Although Apple takes pride in its security protocols, experts have repeatedly issued warnings that a bug in its iOS operating system makes most iPhones and iPads vulnerable to cyber-attacks. Hackers can easily gain access to sensitive data, they say, as well as control of the devices in question.
FireEye Inc., cyber security firm, has published details concerning this specific issue on Monday, explaining that this bug persuades users to install malicious applications containing tainted text messages, emails and Web links. These applications then allow hackers to gain access to the device.
By gradually replacing genuine, trusted apps which users download through Apple’s App Store, such as banking programs or email, the bug creates the possibility of banking and login credentials being stolen, as well as other sensitive data.

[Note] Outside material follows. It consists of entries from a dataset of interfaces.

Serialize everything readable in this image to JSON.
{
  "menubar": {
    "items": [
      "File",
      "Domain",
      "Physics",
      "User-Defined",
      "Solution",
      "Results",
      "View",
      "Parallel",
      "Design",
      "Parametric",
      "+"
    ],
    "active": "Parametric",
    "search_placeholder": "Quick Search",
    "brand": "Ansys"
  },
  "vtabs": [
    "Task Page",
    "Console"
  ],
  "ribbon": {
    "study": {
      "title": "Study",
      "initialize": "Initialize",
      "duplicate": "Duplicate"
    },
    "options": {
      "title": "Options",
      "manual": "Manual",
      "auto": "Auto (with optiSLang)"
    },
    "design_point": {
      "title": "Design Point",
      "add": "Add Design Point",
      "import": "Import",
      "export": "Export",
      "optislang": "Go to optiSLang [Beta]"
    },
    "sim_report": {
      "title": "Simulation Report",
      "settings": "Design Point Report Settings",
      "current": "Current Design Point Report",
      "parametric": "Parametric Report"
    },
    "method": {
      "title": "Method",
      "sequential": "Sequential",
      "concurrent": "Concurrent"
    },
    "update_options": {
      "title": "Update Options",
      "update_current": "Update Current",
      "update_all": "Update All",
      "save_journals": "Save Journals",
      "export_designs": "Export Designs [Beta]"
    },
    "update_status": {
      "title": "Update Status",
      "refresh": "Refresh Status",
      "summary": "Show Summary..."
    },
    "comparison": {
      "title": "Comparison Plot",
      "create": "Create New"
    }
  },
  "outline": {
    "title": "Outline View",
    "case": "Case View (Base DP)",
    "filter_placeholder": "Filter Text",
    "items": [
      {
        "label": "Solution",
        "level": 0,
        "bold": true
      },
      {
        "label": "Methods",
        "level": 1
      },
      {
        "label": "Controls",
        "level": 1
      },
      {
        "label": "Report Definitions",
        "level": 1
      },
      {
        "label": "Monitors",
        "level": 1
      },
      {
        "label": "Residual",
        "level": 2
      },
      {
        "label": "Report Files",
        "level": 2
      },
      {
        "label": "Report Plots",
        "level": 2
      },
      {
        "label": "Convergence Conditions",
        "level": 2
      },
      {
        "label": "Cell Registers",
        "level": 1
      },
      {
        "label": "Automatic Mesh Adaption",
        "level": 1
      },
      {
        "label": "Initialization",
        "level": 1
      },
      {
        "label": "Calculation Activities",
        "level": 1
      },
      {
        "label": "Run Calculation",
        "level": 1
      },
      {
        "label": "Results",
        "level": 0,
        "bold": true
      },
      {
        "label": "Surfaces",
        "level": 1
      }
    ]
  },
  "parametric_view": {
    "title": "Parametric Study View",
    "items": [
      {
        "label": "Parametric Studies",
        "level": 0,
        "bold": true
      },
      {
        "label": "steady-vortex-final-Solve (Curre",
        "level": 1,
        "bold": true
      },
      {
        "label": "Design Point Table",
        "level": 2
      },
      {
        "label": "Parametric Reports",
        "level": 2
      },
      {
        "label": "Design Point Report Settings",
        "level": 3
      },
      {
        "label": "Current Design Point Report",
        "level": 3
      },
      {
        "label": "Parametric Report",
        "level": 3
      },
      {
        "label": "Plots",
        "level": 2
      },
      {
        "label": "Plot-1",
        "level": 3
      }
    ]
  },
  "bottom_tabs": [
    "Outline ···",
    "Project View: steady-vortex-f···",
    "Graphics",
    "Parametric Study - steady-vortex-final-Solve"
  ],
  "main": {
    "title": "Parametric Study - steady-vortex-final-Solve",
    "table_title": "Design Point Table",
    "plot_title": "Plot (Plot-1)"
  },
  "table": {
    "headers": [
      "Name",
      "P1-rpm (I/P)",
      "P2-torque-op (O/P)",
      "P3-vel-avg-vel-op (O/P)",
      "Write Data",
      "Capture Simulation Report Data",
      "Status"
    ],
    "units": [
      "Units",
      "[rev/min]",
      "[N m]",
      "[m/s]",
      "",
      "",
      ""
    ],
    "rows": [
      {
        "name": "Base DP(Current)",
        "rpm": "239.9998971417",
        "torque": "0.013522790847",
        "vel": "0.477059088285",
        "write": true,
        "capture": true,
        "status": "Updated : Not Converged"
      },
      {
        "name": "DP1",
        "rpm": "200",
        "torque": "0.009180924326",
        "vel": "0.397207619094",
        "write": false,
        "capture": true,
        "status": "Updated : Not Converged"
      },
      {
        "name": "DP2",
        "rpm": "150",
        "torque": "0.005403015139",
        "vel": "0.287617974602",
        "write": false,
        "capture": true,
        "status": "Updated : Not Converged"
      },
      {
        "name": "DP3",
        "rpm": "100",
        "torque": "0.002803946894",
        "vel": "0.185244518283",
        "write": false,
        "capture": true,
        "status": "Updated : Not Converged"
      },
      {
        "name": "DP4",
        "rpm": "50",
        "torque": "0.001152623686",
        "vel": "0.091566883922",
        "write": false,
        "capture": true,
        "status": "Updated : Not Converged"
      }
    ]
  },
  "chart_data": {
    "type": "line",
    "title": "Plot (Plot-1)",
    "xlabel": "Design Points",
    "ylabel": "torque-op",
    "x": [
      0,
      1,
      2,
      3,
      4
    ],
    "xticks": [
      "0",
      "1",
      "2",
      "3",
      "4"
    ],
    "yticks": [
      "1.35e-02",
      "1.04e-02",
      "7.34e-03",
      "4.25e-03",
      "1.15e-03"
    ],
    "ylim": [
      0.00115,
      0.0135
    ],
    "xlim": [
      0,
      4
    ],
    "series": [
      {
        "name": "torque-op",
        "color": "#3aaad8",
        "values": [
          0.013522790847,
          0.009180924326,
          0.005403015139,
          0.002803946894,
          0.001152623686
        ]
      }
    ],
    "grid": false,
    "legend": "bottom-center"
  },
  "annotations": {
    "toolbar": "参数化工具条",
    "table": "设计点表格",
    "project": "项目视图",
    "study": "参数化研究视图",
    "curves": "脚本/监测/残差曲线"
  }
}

FireEye has dubbed this the “Masque Attack”.
“An attacker can leverage this vulnerability both through wireless networks and USB. We named this attack ‘Masque Attack’.It is a very powerful vulnerability and it is easy to exploit,”

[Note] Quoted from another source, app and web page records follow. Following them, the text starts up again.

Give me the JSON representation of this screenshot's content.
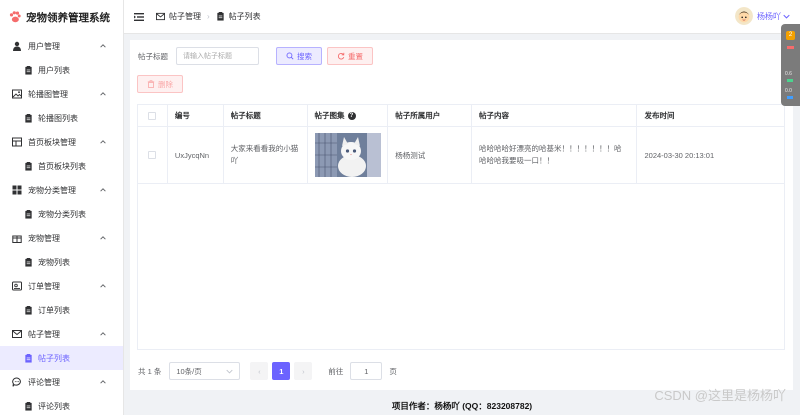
{
  "app": {
    "title": "宠物领养管理系统"
  },
  "sidebar": {
    "groups": [
      {
        "label": "用户管理",
        "icon": "user-icon",
        "item": "用户列表"
      },
      {
        "label": "轮播图管理",
        "icon": "image-icon",
        "item": "轮播图列表"
      },
      {
        "label": "首页板块管理",
        "icon": "blocks-icon",
        "item": "首页板块列表"
      },
      {
        "label": "宠物分类管理",
        "icon": "grid-icon",
        "item": "宠物分类列表"
      },
      {
        "label": "宠物管理",
        "icon": "gift-box-icon",
        "item": "宠物列表"
      },
      {
        "label": "订单管理",
        "icon": "order-icon",
        "item": "订单列表"
      },
      {
        "label": "帖子管理",
        "icon": "mail-icon",
        "item": "帖子列表"
      },
      {
        "label": "评论管理",
        "icon": "comment-icon",
        "item": "评论列表"
      }
    ],
    "active_item": "帖子列表"
  },
  "header": {
    "breadcrumb": [
      "帖子管理",
      "帖子列表"
    ],
    "user_name": "杨杨吖"
  },
  "search": {
    "label": "帖子标题",
    "placeholder": "请输入帖子标题",
    "search_button": "搜索",
    "reset_button": "重置",
    "delete_button": "删除"
  },
  "table": {
    "columns": [
      "编号",
      "帖子标题",
      "帖子图集",
      "帖子所属用户",
      "帖子内容",
      "发布时间"
    ],
    "rows": [
      {
        "id": "UxJycqNn",
        "title": "大家来看看我的小猫吖",
        "image": "white-cat-photo",
        "user": "杨杨测试",
        "content": "哈哈哈哈好漂亮的哈基米！！！！！！！哈哈哈哈我要吸一口！！",
        "time": "2024-03-30 20:13:01"
      }
    ]
  },
  "pagination": {
    "total": "共 1 条",
    "page_size": "10条/页",
    "current_page": "1",
    "goto_label": "前往",
    "goto_value": "1",
    "goto_suffix": "页"
  },
  "footer": {
    "text": "项目作者：杨杨吖 (QQ：823208782)"
  },
  "watermark": "CSDN @这里是杨杨吖",
  "float_bar": {
    "badge": "2",
    "stat1": "0.6",
    "stat2": "0.0"
  },
  "colors": {
    "accent": "#6c63ff",
    "danger": "#f56c6c",
    "active_bg": "#ecebff"
  }
}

Tao Wei, FireEye Senior Staff Research Scientist said.
Normally, Apple’s iOS has robust security protocols which ensure that hackers encounter extreme difficulties when attempting to install malware on devices. The “Masque Attack”, however, makes it possible for them to exploit a system that Apple developed to permit large organizations to deploy custom software while bypassing Apple’s App Store, David Richardson, iOS product manager, said.
“You can just say ‘Don’t install.’ As long as you do that, you will be protected from this vulnerability,”
Richardson said, noting that suspect apps generally ask users if they want to prevent the installation of the application. Apple applications, on the other hand, are vetted for malicious software when downloaded from App Store.
Apple representatives announced that they are working towards fixing the vulnerability. Information about the security flaw began to leak out in October, although FireEye had warned Apple in July about the issue. Specialized forums are filled with security experts and hackers discussing information on Apple’s latest bugs, Wei said, and although only WireLurker was detected exploiting the vulnerability, Wei is certain that more attacks will follow.
“Currently WireLurker is the only one, but we will see more,”